Activity >> For this exercise, report every line of the material that includes "your".

== == ==

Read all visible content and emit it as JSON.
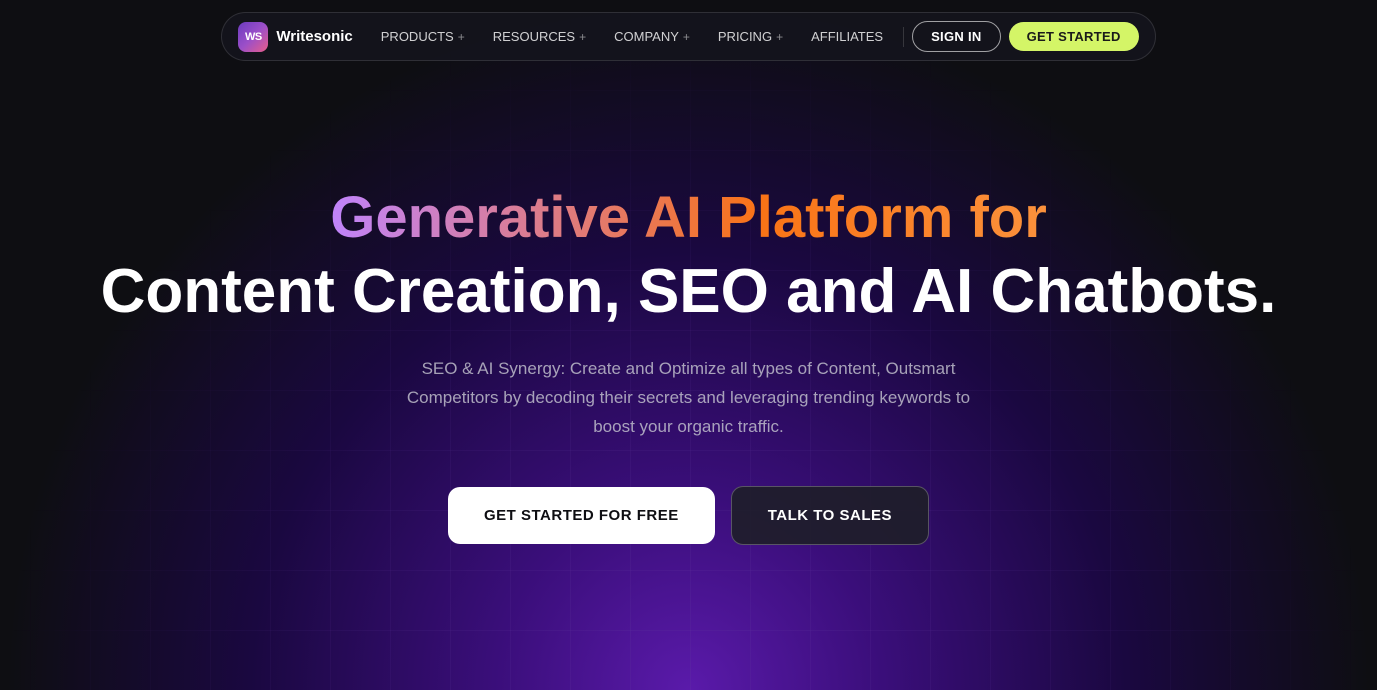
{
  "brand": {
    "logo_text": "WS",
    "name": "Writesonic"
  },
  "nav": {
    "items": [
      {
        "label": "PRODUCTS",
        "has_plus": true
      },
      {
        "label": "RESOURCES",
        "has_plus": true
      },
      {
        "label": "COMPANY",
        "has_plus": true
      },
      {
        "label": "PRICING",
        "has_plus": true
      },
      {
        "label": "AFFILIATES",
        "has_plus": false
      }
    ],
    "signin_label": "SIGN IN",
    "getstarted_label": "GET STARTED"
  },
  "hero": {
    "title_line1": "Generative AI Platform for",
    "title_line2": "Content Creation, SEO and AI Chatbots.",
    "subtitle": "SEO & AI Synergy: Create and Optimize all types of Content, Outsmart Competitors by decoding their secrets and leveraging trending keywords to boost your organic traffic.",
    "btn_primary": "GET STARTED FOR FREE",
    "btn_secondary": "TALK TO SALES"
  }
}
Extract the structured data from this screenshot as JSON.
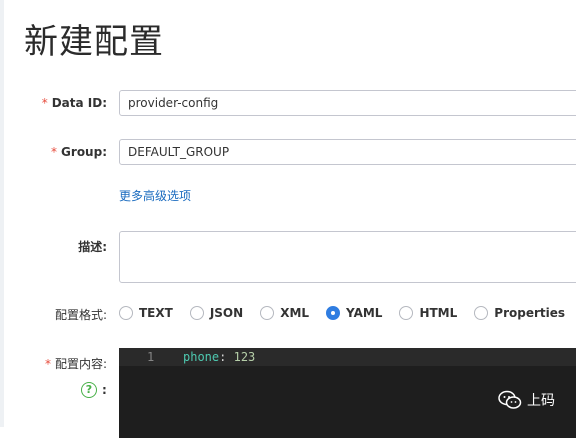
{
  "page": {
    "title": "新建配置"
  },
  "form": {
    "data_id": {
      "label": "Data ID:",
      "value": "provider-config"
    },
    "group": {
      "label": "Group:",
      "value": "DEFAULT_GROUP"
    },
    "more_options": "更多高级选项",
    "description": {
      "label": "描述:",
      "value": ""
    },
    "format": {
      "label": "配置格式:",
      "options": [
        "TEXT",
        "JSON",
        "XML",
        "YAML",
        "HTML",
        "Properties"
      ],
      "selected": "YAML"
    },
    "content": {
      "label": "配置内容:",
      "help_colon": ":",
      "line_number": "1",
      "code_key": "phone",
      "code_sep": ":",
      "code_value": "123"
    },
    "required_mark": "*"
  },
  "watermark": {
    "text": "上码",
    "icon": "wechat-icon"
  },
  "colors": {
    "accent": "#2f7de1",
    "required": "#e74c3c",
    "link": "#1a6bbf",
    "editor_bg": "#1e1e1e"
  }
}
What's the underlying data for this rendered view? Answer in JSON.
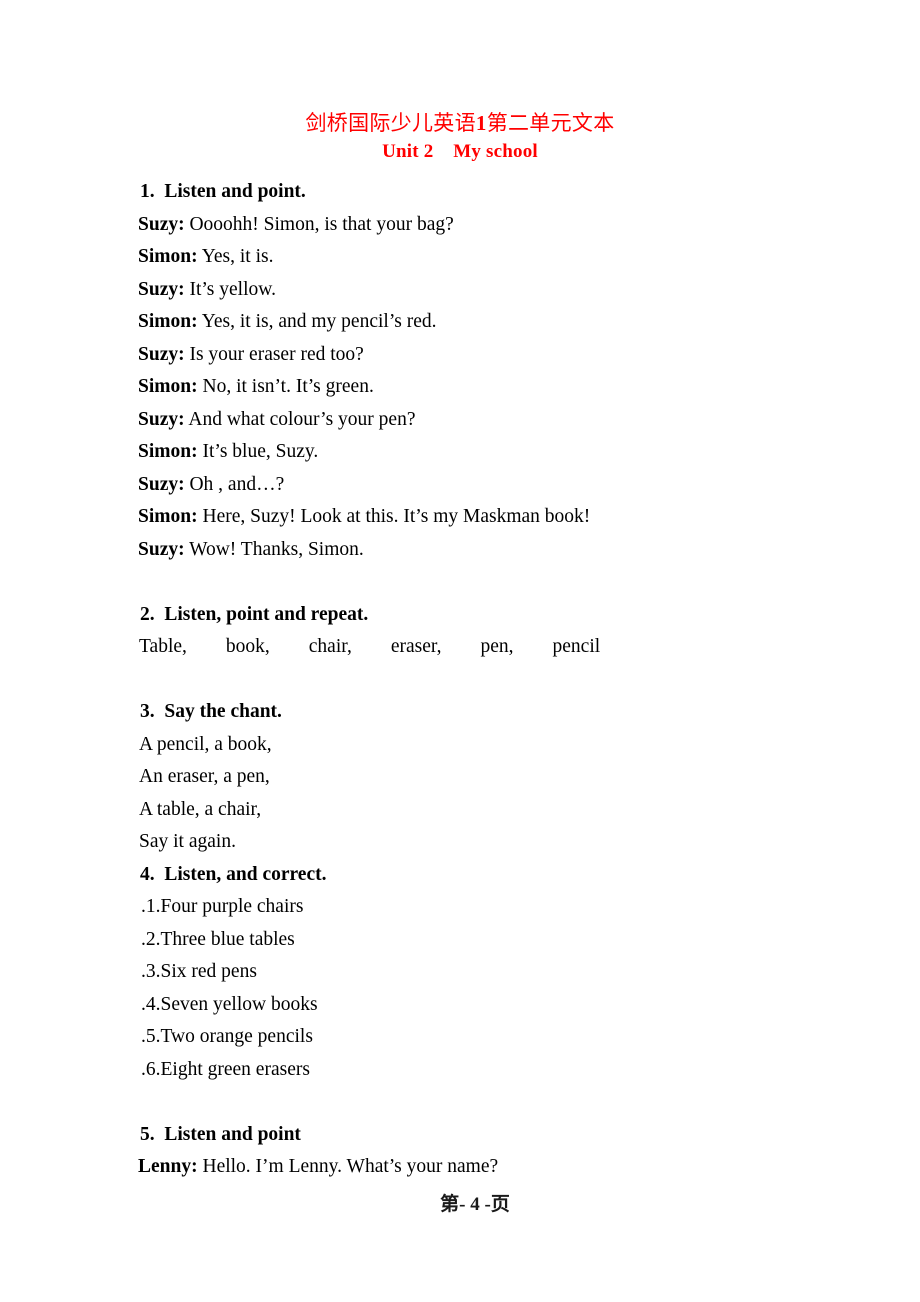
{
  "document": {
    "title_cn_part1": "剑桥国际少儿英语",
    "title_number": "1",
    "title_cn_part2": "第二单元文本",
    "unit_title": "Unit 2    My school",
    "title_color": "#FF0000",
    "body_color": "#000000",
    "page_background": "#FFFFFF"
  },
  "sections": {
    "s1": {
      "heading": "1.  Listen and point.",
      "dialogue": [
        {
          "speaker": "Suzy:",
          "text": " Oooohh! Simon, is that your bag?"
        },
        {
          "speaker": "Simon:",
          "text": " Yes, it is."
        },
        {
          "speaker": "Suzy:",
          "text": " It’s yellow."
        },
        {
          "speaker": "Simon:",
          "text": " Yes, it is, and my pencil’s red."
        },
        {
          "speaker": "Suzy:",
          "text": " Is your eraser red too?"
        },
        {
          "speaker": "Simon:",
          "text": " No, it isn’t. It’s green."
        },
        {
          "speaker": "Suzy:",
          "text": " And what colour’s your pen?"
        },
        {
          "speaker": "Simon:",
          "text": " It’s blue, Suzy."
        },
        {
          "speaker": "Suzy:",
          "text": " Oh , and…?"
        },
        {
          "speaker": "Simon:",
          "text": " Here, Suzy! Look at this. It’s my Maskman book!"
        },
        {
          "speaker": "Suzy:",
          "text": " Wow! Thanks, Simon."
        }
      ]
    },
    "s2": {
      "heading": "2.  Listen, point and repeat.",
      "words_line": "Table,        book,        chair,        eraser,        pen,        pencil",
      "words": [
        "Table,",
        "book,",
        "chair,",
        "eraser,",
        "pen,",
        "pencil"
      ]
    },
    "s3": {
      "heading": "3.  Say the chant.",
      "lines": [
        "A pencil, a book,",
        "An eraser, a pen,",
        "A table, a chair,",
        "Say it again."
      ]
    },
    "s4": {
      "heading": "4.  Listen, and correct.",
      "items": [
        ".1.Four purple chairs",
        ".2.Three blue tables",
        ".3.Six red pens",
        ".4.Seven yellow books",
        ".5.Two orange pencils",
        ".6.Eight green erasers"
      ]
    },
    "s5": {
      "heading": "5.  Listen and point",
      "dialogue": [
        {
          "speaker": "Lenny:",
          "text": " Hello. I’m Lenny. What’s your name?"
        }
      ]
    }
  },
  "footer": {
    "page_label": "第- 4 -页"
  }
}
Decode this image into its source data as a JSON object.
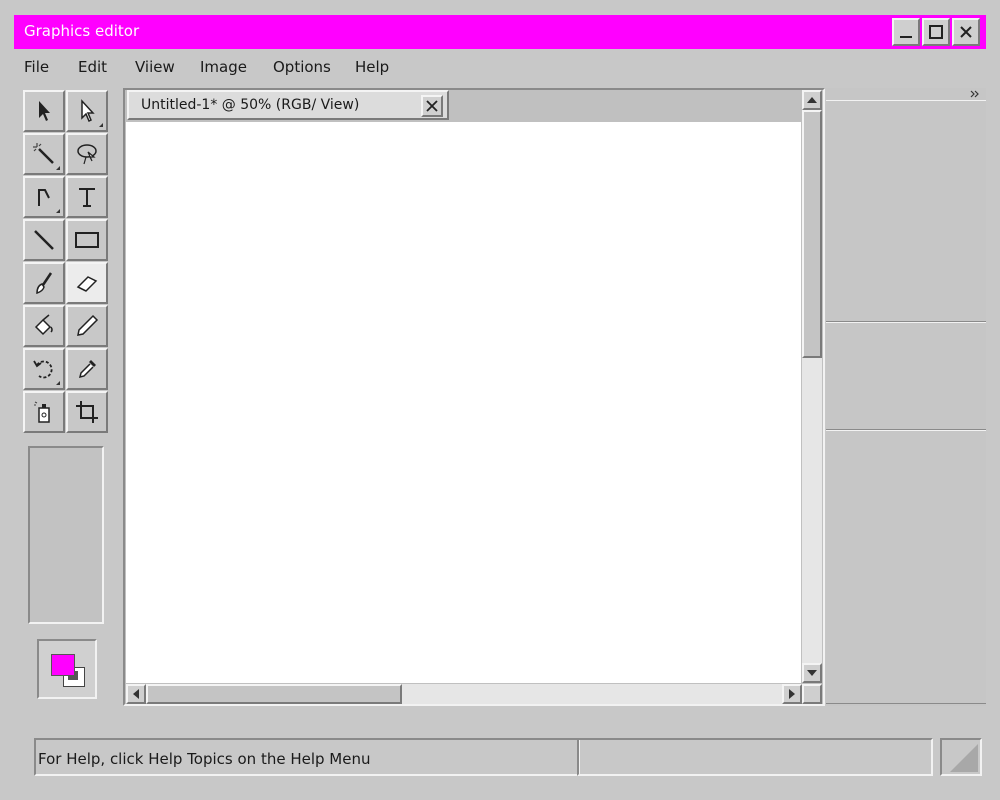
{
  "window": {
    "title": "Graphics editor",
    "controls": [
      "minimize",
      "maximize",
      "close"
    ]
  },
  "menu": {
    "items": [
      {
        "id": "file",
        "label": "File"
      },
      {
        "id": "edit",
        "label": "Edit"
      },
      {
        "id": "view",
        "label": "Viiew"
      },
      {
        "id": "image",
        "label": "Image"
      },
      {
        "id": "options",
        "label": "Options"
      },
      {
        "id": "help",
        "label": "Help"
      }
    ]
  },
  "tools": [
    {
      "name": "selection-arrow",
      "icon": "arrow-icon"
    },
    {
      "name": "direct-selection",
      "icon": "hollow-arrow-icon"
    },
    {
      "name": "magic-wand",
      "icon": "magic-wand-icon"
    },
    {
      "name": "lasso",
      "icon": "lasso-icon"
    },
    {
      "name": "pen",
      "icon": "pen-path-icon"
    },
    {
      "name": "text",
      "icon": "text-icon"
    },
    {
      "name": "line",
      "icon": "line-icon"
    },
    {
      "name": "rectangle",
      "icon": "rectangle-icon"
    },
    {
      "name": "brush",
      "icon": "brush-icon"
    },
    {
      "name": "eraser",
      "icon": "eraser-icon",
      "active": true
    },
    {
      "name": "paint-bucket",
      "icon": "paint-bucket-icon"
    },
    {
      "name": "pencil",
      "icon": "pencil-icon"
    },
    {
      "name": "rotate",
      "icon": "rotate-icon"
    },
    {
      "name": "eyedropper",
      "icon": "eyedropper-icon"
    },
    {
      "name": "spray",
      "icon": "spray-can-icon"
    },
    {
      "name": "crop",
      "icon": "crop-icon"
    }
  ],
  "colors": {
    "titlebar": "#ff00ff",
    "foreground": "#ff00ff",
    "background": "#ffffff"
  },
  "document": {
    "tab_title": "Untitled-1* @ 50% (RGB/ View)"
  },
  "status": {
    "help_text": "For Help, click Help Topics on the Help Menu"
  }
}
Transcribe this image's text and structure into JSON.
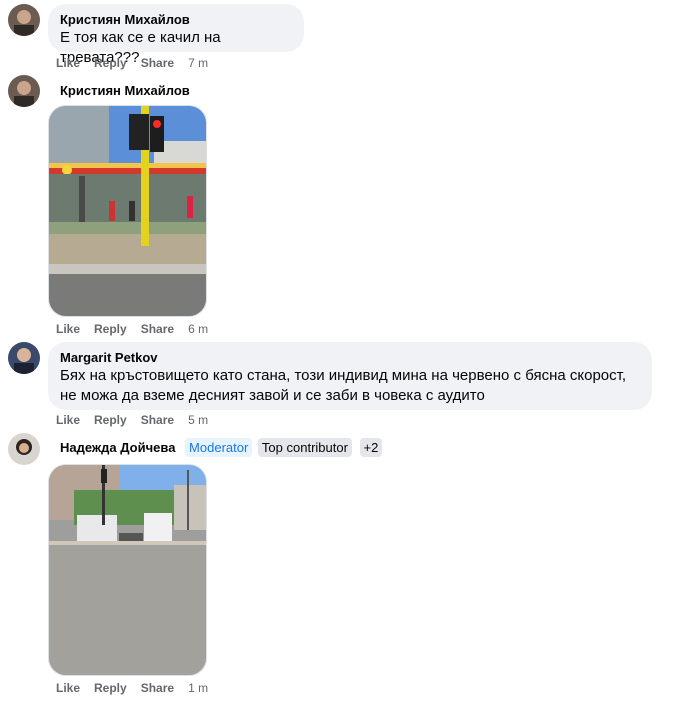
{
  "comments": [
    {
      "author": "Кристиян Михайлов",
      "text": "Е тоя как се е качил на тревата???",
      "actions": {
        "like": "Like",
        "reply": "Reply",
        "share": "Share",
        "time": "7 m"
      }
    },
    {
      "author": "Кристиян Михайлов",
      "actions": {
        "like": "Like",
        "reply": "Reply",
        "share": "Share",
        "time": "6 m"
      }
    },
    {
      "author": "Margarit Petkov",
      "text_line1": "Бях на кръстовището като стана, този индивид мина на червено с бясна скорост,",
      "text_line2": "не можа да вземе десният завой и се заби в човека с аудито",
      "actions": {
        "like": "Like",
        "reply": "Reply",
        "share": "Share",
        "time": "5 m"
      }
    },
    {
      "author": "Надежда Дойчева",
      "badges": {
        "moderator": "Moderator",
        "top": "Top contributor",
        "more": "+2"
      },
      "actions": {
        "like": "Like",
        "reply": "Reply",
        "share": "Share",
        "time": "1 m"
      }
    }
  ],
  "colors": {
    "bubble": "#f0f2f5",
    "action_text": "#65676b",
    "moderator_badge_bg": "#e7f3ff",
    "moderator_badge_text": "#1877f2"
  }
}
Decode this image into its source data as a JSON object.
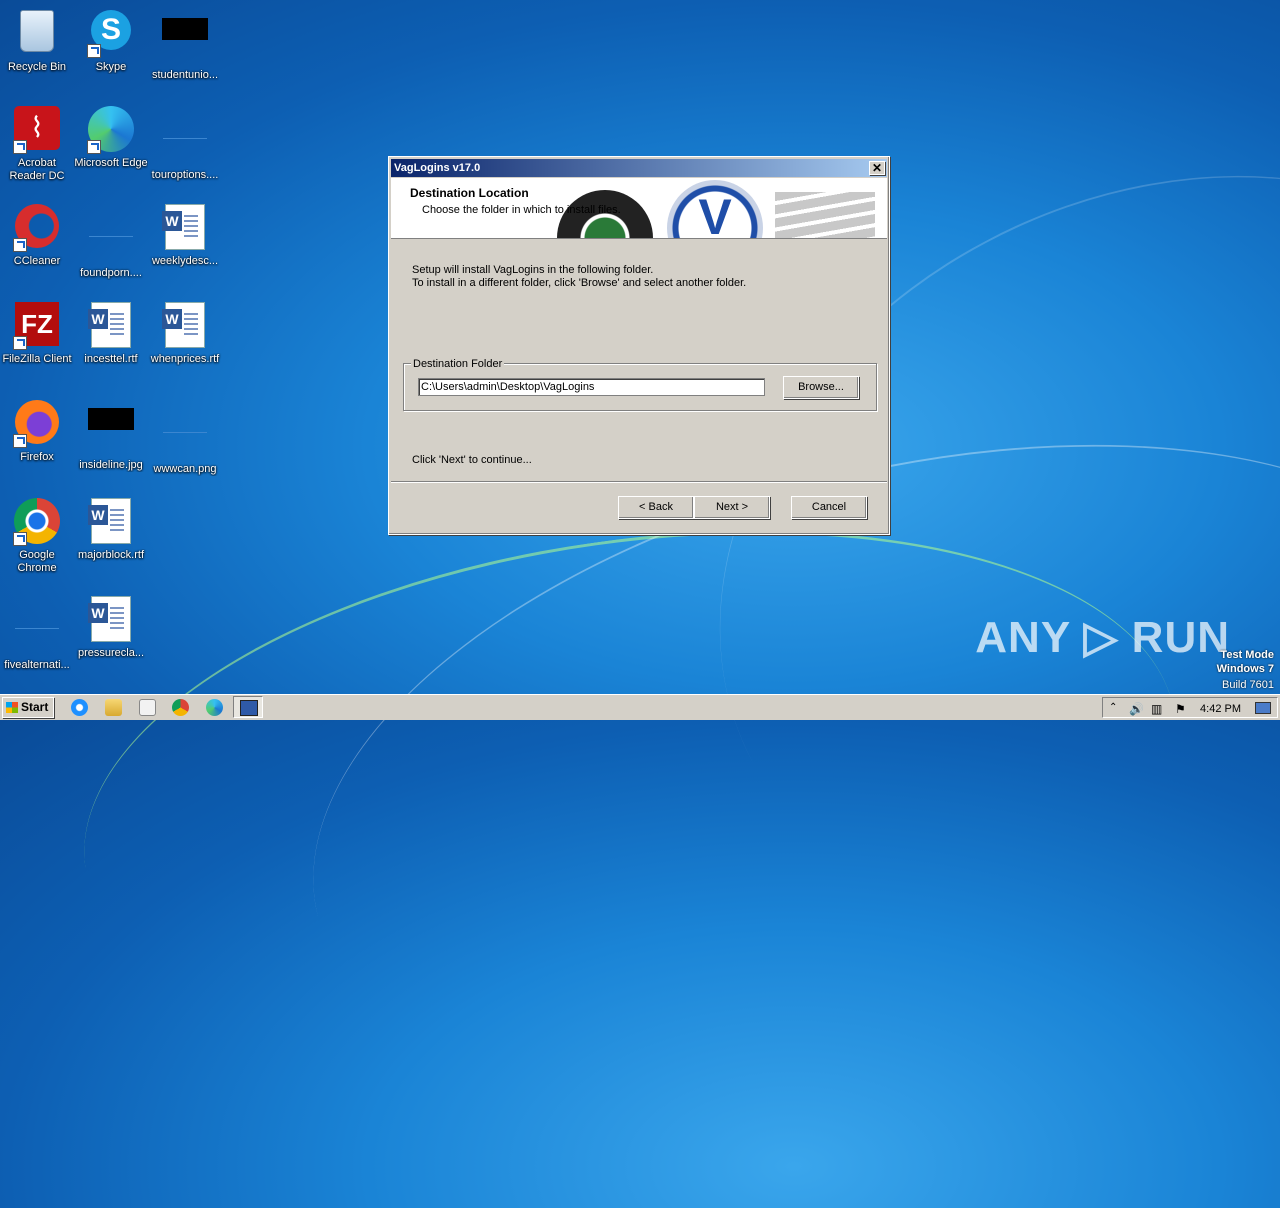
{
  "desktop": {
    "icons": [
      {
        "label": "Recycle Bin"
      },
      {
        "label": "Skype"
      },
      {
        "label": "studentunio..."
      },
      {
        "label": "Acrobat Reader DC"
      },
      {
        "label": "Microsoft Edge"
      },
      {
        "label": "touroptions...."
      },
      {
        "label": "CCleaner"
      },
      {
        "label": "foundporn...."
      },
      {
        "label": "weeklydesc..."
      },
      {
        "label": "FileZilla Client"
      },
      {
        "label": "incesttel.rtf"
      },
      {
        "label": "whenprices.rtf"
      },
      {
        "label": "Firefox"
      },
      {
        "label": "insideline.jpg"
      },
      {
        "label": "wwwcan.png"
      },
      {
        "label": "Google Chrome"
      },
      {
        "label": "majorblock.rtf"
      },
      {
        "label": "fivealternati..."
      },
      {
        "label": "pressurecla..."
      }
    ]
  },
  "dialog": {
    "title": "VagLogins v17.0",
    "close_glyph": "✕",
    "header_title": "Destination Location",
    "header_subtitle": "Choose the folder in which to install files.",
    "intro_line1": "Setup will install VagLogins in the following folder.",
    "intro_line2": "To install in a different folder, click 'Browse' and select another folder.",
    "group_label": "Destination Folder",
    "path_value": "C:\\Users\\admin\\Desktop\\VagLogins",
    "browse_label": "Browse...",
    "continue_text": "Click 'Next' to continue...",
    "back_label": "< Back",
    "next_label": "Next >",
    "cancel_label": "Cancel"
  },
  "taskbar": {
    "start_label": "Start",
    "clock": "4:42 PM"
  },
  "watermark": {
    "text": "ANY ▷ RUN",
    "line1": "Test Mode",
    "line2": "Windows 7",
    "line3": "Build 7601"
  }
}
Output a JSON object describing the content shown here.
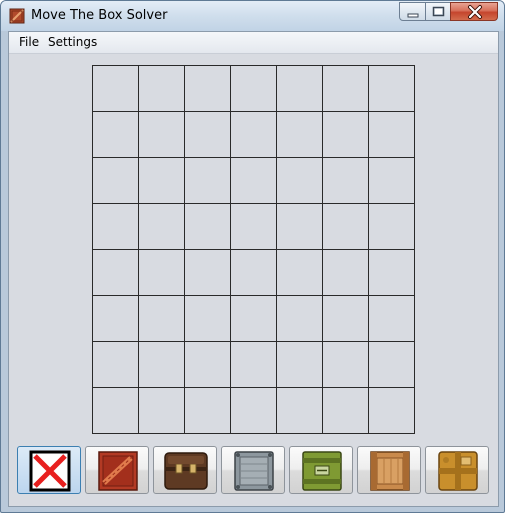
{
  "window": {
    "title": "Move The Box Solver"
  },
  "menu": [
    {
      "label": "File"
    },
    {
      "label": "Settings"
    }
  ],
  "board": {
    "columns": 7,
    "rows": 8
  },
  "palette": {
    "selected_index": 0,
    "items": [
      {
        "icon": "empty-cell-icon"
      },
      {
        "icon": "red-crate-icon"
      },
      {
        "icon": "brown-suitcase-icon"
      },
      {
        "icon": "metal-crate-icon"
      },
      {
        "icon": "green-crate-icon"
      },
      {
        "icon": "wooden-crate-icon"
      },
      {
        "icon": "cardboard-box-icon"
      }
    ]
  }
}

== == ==

Answer section >>
    "subtitle": "SEO & AI Synergy: Create and Optimize all types of Content, Outsmart Competitors by decoding their secrets and leveraging trending keywords to boost your organic traffic.",
          "text": " Oooohh! Simon, is that your bag?"
          "text": " Is your eraser red too?"
          "text": " And what colour’s your pen?"
          "text": " Hello. I’m Lenny. What’s your name?"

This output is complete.